- Describe an instance where you have been required to set specific goals for your team. What methods or techniques did you use to ensure that your team understood goals that they were working towards? What was the outcome?
- Sometimes we develop a vision or a strategy that does not always meet everybody’s expectations. Can you tell me about a time where you encountered resistance from key stakeholders? What did you do?
- Describe an instance where you needed to involve your team in making a decision. How did you decide what information to share, which would assist them in achieving their goals?
- Open communication and sharing of ideas is integral to running a successful team. How have you encouraged team communication and the sharing of relevant information in the past? Which techniques have you found to be most helpful?
- What was the most recent important project that you delegated to a person or a team? What did you do to ensure that the person or the team would be successful?
- Describe a time you disagreed with an important decision made by your boss. How did you communicate this disagreement? What was the outcome?
- What up-line relationship do you regard as the most successful of your career? Why? What did you do to make that relationship so successful?
- What sorts of things have you done to motivate others to demonstrate the company’s vision and values?
Questions to help understand leadership capabilities, regardless of position title:
- Getting people from outside your work area to cooperate often requires them to commit time for your benefit. Tell me about a time when you asked someone outside of your work area to commit time for your benefit. What did you say to gain their cooperation
- Successful partnerships promote value for both parties. Describe a time when you have worked to clarify mutual benefits with another organisation, department or team.
- Successful external partnerships often depend on support from internal stakeholders. Tell me about a time when you obtained commitment from others within your organisation to support an external partnership.

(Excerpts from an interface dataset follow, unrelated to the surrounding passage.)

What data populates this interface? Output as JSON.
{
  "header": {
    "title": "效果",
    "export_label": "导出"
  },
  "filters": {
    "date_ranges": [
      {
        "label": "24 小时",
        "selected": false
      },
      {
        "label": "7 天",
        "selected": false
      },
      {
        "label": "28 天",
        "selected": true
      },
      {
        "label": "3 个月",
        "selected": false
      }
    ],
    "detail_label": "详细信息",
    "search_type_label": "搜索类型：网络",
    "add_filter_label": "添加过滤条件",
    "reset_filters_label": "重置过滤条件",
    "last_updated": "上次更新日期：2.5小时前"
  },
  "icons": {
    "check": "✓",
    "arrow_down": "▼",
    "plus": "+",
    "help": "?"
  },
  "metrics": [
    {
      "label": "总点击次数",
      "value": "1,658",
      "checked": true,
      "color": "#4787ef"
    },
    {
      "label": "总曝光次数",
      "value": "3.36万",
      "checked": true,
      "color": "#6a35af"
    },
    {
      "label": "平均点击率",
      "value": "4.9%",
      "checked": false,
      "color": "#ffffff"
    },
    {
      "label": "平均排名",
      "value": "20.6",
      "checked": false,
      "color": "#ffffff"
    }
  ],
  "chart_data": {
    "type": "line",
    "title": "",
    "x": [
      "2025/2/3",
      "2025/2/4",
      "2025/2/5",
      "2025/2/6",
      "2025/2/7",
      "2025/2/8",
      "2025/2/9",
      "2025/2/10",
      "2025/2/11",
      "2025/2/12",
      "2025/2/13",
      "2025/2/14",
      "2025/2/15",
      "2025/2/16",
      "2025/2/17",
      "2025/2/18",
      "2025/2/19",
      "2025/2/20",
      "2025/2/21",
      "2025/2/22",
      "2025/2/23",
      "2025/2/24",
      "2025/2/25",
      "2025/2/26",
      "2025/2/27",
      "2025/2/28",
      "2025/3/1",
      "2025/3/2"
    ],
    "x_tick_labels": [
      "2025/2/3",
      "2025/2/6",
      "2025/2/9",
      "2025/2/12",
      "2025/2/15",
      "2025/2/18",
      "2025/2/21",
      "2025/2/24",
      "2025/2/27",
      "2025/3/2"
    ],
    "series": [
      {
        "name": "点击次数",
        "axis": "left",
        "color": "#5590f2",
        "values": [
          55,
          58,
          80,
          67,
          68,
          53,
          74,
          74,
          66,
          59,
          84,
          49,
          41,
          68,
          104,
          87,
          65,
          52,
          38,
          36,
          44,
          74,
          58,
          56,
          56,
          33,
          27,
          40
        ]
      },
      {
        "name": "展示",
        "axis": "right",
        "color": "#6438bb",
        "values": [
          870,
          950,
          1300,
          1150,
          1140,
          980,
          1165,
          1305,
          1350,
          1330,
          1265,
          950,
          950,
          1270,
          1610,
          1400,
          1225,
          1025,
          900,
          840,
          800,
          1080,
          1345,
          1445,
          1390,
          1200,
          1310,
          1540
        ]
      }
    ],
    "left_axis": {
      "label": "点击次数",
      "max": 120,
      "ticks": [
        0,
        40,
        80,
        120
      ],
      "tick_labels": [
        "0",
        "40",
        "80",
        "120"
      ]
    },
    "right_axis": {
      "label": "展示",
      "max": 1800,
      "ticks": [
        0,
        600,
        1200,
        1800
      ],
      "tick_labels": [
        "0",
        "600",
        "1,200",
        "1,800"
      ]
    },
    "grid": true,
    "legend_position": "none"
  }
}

- Tell me about a time when you used networking at an industry conference or event to initiate a relationship that then turned into valuable business for you or your company. What steps did you take to convert that prospect into a customer?
- Often we need to sell the benefits of a particular project or plan before it has any chance of getting off the ground. Describe a time when you had to demonstrate the benefits of a plan or idea to gain someone’s commitment. What happened?
- Have you ever worked with others to develop new and innovative ways to solve problems? What were they and how did you do it?
- Can you think of a time when you were required to partner with someone on an important project/assignment, where their goals and objectives were quite different from your own? How did you go about managing the relationship? How successful was the outcome?
- Detail a time when team morale was at a low. How did you restore the spirit of the team? What was the result?
- When working as part of a team, we sometimes find ourselves having to work with difficult team members to accomplish team goals. How have you managed conflict with a fellow team member in the past? What did you do or say? What was the outcome?
- Have you ever noticed someone on the team doing things that were inconsistent with your company’s values? What did you do?
Are the candidates you are referring for leadership roles real leaders or merely ladder-climbing bureaucrats, and where’s your evidence?